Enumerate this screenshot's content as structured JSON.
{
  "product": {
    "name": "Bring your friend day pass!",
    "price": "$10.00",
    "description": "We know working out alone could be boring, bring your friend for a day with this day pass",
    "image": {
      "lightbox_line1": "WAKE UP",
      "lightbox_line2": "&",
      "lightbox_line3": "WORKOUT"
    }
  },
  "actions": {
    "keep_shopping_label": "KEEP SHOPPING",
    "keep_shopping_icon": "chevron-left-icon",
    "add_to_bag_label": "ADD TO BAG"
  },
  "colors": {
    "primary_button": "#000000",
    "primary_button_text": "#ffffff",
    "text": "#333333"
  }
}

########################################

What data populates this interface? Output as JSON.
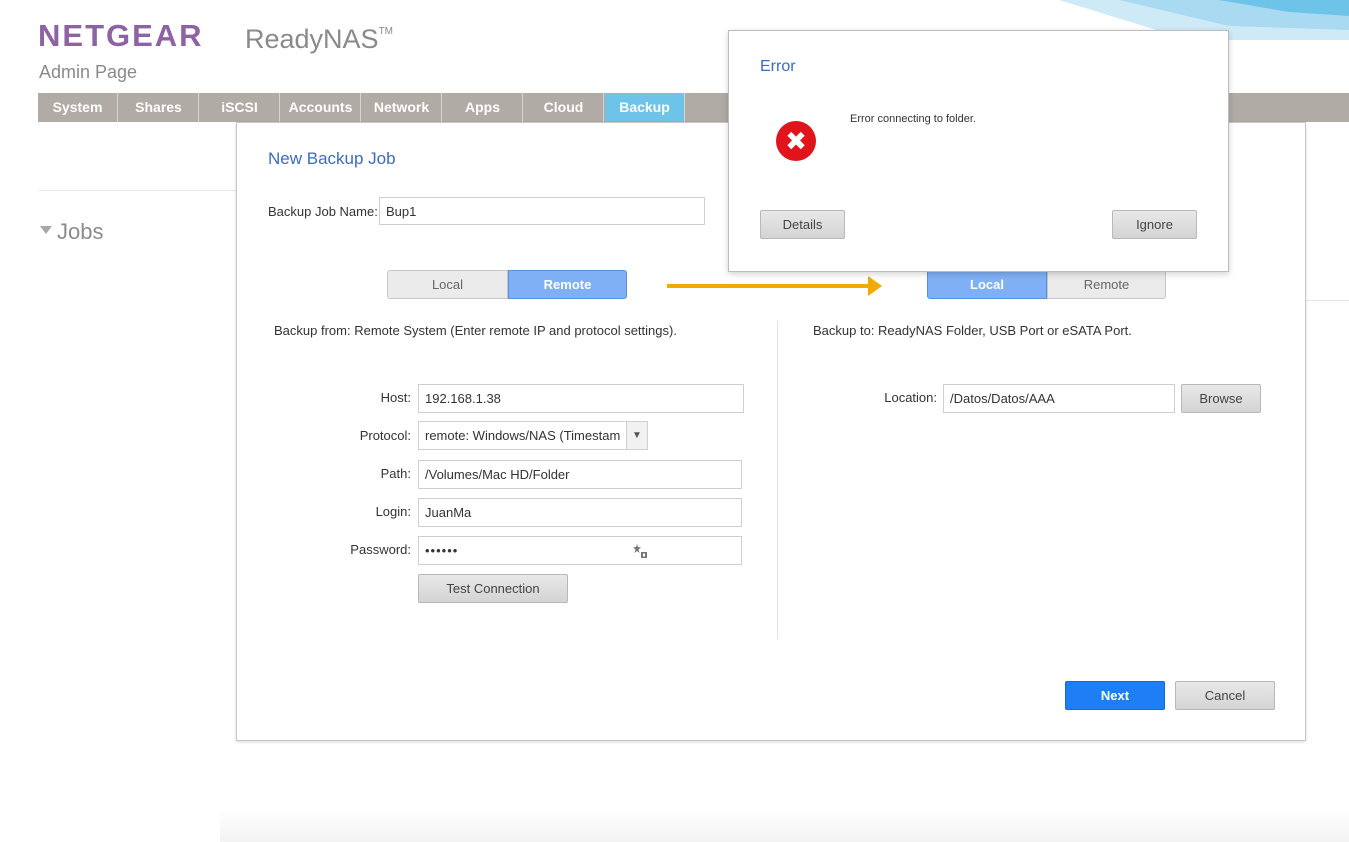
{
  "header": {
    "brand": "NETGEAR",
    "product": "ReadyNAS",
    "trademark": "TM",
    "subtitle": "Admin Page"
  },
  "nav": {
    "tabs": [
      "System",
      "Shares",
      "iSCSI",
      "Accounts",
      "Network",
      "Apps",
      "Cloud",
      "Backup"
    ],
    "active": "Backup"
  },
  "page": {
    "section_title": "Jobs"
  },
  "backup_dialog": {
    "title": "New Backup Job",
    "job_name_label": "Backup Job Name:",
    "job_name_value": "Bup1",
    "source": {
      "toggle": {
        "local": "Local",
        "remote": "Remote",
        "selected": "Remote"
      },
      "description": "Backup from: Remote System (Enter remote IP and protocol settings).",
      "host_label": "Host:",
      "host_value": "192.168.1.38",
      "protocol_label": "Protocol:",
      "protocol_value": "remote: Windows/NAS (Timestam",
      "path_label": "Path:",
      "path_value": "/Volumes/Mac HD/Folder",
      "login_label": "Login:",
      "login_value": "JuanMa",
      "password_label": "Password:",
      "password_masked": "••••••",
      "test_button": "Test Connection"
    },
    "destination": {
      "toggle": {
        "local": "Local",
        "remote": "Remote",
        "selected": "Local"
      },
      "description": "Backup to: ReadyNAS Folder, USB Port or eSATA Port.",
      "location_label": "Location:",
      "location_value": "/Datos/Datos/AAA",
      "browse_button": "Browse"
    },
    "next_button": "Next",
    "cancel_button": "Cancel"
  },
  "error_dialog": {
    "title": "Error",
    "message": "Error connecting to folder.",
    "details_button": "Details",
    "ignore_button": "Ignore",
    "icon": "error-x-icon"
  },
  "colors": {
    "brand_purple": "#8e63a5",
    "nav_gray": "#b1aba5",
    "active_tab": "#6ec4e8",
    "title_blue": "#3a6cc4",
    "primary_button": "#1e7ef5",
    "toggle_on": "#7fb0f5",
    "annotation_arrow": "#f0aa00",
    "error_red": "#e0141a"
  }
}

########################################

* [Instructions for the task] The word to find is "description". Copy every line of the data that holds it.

* [Solved problem]
    "description": "We know working out alone could be boring, bring your friend for a day with this day pass",
      "description": "Backup from: Remote System (Enter remote IP and protocol settings).",
      "description": "Backup to: ReadyNAS Folder, USB Port or eSATA Port.",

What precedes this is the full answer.